- **Dataset**
┌──

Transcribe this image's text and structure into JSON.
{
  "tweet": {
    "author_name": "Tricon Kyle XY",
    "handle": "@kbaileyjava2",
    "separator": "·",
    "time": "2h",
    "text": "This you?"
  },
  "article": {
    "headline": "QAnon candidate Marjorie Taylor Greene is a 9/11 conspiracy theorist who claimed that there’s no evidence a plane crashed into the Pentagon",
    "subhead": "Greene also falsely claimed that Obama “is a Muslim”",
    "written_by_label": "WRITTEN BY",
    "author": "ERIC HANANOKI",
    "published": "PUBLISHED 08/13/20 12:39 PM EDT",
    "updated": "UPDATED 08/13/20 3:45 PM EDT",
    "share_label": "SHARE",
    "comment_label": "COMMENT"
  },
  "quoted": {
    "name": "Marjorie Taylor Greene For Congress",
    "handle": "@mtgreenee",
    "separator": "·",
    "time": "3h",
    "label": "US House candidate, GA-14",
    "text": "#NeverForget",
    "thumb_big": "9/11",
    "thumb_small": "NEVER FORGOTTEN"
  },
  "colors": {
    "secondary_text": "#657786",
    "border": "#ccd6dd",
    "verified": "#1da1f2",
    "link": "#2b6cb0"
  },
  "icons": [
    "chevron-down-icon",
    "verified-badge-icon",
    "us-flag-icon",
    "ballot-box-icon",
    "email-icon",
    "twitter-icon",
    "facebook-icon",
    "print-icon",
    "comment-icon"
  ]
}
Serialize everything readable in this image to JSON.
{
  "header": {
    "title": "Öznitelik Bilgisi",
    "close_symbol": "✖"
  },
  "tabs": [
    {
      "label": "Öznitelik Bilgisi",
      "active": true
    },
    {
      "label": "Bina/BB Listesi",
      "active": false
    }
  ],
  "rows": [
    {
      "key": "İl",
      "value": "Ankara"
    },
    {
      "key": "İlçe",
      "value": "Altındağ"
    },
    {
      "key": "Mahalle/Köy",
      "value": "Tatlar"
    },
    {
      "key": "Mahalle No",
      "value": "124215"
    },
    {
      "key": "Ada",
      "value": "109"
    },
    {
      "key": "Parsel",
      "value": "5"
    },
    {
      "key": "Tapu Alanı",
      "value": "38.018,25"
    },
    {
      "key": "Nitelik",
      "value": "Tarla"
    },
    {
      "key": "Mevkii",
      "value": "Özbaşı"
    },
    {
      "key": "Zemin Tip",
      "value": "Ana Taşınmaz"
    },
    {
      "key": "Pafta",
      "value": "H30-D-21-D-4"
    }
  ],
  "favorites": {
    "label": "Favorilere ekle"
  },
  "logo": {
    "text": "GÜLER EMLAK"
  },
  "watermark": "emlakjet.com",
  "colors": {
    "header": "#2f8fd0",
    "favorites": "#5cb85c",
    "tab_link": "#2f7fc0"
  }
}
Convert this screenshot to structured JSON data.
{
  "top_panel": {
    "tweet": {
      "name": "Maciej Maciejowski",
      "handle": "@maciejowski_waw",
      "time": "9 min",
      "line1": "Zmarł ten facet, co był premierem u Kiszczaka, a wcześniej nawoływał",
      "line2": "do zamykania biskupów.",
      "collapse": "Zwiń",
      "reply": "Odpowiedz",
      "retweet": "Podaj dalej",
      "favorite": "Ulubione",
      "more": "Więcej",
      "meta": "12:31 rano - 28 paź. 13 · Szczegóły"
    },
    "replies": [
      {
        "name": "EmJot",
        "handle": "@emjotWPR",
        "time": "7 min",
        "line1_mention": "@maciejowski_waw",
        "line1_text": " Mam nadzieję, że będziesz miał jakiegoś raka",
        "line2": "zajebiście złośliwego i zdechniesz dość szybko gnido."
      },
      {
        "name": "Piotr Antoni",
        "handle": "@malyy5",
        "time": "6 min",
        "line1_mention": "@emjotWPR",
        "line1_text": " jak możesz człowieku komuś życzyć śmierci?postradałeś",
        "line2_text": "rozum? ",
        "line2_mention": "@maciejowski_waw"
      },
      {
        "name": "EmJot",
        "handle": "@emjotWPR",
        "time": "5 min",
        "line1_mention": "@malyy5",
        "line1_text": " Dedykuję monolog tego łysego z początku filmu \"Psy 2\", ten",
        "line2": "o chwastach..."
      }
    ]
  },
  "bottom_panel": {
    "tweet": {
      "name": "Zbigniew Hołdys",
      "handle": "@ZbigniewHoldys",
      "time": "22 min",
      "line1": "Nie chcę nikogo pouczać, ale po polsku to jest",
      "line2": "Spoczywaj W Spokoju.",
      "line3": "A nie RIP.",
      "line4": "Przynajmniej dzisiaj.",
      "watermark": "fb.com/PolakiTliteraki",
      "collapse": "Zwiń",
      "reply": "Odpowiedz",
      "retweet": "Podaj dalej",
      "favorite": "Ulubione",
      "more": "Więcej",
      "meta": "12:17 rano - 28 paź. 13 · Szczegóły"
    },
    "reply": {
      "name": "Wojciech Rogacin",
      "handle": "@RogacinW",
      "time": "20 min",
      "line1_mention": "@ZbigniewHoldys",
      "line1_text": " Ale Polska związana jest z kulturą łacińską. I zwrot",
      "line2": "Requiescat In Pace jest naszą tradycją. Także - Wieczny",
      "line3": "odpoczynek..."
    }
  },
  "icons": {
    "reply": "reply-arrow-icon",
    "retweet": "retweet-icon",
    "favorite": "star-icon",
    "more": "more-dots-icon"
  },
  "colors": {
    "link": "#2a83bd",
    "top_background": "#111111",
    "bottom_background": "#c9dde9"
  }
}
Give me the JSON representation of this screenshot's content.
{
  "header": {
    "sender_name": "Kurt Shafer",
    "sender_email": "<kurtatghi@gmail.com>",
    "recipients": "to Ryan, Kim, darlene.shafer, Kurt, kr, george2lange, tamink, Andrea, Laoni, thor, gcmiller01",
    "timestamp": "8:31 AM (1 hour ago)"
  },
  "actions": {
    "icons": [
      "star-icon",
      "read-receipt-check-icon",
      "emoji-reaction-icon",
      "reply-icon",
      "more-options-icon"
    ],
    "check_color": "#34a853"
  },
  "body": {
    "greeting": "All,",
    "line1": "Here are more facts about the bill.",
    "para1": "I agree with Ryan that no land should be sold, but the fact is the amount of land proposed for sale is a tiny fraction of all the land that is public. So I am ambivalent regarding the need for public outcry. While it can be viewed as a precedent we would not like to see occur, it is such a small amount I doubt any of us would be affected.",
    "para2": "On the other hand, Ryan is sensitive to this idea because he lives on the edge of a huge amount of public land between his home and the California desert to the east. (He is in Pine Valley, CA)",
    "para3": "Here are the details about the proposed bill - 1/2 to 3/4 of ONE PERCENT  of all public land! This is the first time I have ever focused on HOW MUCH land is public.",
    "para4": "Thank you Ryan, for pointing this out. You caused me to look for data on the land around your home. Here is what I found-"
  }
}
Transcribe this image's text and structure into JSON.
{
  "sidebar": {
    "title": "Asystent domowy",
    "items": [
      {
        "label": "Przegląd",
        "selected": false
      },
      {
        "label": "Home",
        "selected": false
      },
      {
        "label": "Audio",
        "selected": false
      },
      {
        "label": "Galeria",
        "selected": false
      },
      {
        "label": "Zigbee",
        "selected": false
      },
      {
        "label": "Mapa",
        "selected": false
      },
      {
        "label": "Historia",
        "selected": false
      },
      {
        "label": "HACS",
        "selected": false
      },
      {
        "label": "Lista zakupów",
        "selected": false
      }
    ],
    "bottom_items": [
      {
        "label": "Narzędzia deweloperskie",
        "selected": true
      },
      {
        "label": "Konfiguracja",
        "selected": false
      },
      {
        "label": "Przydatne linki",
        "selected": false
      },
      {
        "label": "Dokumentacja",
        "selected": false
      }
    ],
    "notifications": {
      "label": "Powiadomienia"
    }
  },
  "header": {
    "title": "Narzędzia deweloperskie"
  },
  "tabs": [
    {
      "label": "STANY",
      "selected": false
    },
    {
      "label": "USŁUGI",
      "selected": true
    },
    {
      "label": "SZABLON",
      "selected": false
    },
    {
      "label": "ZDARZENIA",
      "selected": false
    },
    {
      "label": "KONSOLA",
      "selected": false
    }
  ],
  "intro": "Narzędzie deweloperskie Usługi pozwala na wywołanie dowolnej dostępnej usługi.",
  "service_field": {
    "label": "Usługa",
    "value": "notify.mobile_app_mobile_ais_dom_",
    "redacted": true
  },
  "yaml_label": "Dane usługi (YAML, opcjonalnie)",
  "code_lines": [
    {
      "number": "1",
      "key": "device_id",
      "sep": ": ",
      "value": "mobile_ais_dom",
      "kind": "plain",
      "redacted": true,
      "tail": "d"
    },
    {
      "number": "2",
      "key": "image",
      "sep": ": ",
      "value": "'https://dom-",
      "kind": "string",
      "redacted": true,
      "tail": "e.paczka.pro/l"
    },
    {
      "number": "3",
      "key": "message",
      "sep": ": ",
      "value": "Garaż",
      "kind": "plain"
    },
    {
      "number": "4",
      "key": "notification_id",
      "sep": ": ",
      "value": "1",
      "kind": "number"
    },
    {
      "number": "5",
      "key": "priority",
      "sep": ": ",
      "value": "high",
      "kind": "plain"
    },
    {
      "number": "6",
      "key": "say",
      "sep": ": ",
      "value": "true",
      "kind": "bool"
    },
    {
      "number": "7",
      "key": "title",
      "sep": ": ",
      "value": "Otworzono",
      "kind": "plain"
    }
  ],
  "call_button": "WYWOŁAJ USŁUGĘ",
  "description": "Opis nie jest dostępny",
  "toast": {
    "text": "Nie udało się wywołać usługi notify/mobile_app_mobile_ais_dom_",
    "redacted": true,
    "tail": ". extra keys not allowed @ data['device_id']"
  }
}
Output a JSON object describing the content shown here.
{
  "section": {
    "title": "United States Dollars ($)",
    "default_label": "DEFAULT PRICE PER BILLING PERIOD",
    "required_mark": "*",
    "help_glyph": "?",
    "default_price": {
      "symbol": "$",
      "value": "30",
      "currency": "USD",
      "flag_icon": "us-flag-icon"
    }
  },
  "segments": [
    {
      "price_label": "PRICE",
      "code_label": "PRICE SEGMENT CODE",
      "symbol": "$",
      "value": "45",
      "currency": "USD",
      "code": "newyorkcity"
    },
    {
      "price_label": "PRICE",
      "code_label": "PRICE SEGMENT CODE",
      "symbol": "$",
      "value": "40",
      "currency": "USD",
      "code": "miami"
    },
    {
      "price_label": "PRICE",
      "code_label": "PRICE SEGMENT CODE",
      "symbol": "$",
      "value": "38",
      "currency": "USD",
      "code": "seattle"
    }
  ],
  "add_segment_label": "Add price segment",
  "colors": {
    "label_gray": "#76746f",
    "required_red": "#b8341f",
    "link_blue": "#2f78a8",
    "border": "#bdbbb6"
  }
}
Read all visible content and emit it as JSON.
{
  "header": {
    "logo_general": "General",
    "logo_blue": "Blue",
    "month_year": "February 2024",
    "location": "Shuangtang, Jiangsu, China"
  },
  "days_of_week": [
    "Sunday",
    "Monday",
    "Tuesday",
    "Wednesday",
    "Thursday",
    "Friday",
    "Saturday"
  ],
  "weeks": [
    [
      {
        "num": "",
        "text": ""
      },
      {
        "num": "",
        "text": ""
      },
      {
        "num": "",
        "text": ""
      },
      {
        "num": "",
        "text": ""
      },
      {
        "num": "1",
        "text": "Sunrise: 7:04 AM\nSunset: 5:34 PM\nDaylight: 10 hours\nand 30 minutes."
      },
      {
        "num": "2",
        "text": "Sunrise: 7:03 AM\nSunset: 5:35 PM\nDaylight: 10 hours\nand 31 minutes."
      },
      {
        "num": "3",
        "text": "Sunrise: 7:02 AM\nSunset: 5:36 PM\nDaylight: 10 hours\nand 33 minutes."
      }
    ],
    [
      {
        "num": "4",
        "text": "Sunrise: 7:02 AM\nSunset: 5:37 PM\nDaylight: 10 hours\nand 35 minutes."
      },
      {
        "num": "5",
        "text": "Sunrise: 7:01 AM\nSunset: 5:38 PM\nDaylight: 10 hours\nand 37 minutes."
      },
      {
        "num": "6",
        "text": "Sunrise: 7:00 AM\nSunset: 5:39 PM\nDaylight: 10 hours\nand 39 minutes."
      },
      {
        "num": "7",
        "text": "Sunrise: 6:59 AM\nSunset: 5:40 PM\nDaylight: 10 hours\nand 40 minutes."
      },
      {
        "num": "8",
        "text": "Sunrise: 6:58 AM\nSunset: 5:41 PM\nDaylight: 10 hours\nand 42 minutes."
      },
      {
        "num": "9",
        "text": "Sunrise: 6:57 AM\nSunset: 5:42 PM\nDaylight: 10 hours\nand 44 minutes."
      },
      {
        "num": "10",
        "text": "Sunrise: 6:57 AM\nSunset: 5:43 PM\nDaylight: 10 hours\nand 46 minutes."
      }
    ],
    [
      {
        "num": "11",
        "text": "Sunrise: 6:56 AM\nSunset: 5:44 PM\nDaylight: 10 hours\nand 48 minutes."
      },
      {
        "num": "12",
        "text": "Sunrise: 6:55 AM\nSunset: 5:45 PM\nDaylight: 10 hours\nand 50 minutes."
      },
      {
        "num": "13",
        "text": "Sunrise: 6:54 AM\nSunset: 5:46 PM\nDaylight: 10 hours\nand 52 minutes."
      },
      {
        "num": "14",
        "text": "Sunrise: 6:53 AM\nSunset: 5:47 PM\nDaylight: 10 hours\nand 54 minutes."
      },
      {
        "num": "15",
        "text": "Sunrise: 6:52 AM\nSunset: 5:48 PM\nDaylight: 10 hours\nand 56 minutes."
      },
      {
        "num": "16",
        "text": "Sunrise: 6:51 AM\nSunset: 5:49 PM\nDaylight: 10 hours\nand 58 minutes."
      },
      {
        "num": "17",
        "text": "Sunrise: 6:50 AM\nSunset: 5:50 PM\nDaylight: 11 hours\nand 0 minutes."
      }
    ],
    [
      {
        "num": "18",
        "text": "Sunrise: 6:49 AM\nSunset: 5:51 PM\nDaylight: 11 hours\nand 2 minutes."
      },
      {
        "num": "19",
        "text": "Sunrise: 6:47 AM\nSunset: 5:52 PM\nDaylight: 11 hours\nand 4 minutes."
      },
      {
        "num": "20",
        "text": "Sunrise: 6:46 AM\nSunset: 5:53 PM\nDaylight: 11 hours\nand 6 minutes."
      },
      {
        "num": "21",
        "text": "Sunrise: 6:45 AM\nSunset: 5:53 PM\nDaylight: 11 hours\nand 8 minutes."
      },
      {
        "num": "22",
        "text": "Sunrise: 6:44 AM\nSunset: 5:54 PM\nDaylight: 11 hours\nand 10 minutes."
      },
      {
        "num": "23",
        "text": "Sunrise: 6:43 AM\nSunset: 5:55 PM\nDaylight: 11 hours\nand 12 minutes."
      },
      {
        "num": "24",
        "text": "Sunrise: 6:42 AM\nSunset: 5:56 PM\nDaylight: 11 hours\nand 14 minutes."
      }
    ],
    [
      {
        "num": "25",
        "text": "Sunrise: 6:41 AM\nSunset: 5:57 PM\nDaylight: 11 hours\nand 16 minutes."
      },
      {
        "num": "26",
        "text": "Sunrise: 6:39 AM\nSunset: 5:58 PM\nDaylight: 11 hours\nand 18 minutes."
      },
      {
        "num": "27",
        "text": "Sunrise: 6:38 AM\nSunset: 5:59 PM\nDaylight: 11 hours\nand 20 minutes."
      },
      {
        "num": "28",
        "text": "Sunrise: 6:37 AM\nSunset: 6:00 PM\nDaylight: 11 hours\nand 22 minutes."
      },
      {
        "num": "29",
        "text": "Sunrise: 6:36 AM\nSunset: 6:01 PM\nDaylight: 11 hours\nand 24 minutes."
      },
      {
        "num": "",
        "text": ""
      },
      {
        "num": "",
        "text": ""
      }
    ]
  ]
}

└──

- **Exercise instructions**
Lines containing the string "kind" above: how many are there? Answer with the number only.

- **Written reply**
7